IDEAS home Printed from
MyIDEAS: Log in (now much improved!) to save this paper

Dynamics of Equity Market Integration in Europe:Evidence of Changes over time and with Events

Listed author(s):
  • Keith Nurse
Registered author(s):

    The signs of a transition in the global gender order appear, in part, to be linked to the conjunctural shift in the global capitalist accumulation process. The main observation is that men’s traditional roles in the workplace, at home and in school have been eroding with the shift towards a knowledge-based and services world-economy. However, the transition in the gender order is more than merely a matter of economic adjustment and industrial respecialization. The transition has much to do with the impact of the antisystemic movements and changes in the politics of identity such as the rise of feminism and the women’s movement, the feminization of both male consumption culture and the workplace, the gay rights movement and the resistance to empire and racialized masculinities (Nurse 2004). These trends have evoked a counter-movement and a counter-discourse on male marginalization, demasculinization and the feminization of masculinity in core countries (Bly 1990) as well as in peripheral areas (Miller 1991). The erosion of the male superiority myth has specifically affected the hegemonic status of the white male subject.

    If you experience problems downloading a file, check if you have the proper application to view it first. In case of further problems read the IDEAS help page. Note that these files are not on the IDEAS site. Please be patient as the files may be large.

    File URL:
    Download Restriction: no

    Paper provided by IIIS in its series The Institute for International Integration Studies Discussion Paper Series with number iiisdp020.

    in new window

    Date of creation: 01 May 2004
    Handle: RePEc:iis:dispap:iiisdp020
    Contact details of provider: Postal:

    Phone: 00 353 1 896 3888
    Fax: 00 353 1 896 3939
    Web page:

    More information through EDIRC

    No references listed on IDEAS
    You can help add them by filling out this form.

    This item is not listed on Wikipedia, on a reading list or among the top items on IDEAS.

    When requesting a correction, please mention this item's handle: RePEc:iis:dispap:iiisdp020. See general information about how to correct material in RePEc.

    For technical questions regarding this item, or to correct its authors, title, abstract, bibliographic or download information, contact: (Colette Keleher)

    If you have authored this item and are not yet registered with RePEc, we encourage you to do it here. This allows to link your profile to this item. It also allows you to accept potential citations to this item that we are uncertain about.

    If references are entirely missing, you can add them using this form.

    If the full references list an item that is present in RePEc, but the system did not link to it, you can help with this form.

    If you know of missing items citing this one, you can help us creating those links by adding the relevant references in the same way as above, for each refering item. If you are a registered author of this item, you may also want to check the "citations" tab in your profile, as there may be some citations waiting for confirmation.
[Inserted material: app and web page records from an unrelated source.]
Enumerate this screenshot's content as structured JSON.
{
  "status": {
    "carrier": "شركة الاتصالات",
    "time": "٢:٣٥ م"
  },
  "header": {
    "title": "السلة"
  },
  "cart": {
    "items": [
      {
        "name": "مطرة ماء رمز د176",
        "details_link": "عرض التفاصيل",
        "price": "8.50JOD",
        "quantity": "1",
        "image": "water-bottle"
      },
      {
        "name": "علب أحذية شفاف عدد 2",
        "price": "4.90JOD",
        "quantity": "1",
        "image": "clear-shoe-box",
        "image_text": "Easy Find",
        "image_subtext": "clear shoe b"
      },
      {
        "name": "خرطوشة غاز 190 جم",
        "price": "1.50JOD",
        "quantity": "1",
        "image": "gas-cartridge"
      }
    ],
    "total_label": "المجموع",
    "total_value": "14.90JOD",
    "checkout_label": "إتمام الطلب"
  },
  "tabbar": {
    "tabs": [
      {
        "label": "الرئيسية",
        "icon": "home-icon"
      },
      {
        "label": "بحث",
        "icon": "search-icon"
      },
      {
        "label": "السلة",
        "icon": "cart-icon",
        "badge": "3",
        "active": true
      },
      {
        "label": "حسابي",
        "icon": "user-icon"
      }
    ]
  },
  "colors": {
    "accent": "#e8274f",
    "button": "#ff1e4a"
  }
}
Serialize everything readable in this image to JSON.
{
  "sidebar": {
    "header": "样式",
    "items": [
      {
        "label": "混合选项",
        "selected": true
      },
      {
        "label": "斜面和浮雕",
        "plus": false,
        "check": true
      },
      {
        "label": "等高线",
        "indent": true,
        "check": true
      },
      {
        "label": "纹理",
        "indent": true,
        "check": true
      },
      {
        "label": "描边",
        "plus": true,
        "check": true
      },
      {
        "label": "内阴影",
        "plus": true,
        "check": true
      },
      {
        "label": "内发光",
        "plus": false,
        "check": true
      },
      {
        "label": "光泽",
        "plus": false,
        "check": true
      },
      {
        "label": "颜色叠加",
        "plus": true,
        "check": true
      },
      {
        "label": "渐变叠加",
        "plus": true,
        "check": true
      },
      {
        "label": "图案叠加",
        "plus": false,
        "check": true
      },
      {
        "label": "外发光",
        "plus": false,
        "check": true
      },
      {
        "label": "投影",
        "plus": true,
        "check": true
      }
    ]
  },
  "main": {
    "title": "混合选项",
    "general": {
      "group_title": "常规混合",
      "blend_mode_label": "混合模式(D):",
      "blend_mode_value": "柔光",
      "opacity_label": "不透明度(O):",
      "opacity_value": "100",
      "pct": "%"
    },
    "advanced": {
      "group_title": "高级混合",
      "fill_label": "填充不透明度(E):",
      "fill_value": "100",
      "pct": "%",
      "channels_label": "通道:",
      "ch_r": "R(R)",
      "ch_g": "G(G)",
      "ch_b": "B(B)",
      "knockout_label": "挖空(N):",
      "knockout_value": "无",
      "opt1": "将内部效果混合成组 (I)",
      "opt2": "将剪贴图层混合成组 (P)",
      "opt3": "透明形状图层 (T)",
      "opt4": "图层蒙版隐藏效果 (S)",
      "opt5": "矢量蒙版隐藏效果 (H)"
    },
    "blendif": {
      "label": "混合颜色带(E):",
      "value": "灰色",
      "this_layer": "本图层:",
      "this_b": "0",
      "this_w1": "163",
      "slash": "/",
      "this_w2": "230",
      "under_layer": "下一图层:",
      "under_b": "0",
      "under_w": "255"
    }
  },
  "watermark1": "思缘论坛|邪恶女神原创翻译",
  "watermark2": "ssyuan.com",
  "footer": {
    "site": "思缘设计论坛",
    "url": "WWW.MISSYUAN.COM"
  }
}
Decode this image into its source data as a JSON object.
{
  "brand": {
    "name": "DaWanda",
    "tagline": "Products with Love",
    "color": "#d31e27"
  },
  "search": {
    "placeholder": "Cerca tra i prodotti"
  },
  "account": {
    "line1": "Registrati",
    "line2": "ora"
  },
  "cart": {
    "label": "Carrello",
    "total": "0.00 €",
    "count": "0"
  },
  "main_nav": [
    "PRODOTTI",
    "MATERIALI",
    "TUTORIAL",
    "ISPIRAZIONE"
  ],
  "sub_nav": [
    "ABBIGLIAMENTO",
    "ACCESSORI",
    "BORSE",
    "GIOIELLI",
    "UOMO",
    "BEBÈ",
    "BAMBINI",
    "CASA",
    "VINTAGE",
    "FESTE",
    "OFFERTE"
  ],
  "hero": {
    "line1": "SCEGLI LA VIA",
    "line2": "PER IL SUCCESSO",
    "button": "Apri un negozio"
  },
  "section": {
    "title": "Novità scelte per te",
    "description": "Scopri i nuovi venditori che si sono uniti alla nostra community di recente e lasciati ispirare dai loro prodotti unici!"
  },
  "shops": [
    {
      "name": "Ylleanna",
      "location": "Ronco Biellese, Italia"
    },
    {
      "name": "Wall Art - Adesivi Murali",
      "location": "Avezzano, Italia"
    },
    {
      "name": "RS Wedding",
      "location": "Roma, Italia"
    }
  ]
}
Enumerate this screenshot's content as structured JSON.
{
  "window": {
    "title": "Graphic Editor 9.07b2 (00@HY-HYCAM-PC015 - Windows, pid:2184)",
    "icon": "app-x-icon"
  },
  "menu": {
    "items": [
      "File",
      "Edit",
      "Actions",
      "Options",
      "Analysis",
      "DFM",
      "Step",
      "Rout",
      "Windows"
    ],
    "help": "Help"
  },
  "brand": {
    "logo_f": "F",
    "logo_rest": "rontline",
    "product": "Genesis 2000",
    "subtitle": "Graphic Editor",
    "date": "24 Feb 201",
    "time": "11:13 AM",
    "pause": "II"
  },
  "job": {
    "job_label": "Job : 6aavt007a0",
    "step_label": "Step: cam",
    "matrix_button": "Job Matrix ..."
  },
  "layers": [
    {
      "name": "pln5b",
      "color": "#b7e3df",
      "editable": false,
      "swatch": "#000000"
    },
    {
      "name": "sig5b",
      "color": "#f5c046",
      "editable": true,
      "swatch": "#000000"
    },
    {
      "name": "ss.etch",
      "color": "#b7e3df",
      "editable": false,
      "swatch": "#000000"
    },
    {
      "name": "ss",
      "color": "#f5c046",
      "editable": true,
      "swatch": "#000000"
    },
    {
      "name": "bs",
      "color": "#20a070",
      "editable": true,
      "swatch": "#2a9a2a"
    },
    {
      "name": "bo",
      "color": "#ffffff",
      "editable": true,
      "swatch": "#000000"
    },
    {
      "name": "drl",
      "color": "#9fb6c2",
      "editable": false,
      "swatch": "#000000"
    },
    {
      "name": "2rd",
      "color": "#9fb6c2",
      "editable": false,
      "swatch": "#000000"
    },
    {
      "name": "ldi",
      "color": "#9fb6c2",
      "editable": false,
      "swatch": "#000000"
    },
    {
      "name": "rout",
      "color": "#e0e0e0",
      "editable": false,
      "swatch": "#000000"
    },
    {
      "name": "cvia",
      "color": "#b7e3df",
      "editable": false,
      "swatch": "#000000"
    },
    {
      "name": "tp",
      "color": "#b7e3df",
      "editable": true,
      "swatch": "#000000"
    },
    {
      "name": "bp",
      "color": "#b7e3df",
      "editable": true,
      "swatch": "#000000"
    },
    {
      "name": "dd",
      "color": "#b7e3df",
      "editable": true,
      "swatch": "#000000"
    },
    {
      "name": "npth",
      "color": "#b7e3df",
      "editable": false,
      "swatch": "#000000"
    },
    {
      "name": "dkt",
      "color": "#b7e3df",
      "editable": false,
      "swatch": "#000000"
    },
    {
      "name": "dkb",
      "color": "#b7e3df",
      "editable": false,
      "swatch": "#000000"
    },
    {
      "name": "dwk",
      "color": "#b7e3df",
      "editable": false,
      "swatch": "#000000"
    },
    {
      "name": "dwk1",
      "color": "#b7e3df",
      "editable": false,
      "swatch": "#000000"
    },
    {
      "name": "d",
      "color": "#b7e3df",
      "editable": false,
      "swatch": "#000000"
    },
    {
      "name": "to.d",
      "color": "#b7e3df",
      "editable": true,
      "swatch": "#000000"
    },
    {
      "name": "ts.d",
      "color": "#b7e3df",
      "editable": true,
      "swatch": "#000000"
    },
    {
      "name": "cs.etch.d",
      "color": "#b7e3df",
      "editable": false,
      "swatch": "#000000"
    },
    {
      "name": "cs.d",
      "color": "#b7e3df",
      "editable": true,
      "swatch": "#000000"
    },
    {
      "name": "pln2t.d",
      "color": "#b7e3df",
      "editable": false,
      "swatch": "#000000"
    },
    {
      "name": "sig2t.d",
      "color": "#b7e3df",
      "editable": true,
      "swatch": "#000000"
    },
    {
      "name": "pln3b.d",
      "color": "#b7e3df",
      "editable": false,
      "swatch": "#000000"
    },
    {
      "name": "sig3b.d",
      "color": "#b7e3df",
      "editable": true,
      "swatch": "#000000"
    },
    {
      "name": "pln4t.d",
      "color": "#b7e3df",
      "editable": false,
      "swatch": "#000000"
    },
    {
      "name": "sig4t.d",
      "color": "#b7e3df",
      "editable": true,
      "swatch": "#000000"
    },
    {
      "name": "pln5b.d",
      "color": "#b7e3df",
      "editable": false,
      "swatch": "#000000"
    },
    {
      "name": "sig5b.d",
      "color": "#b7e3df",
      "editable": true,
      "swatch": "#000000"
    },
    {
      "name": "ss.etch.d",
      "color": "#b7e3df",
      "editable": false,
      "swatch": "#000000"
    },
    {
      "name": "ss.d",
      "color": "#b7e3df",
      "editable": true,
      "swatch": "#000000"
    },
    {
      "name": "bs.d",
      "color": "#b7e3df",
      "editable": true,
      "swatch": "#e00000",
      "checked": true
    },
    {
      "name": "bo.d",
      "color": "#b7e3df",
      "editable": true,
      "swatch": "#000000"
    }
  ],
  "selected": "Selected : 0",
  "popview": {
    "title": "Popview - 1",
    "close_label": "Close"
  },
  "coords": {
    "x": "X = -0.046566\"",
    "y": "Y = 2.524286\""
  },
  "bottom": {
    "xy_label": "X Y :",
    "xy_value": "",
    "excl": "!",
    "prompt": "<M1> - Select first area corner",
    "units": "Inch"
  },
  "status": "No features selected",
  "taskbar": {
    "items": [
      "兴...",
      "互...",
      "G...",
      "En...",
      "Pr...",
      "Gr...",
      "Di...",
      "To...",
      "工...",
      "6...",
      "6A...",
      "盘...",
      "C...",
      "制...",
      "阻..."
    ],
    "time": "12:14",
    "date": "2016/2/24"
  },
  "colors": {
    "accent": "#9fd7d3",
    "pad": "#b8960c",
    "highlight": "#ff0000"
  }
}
    Please note that corrections may take a couple of weeks to filter through the various RePEc services.

    This information is provided to you by IDEAS at the Research Division of the Federal Reserve Bank of St. Louis using RePEc data.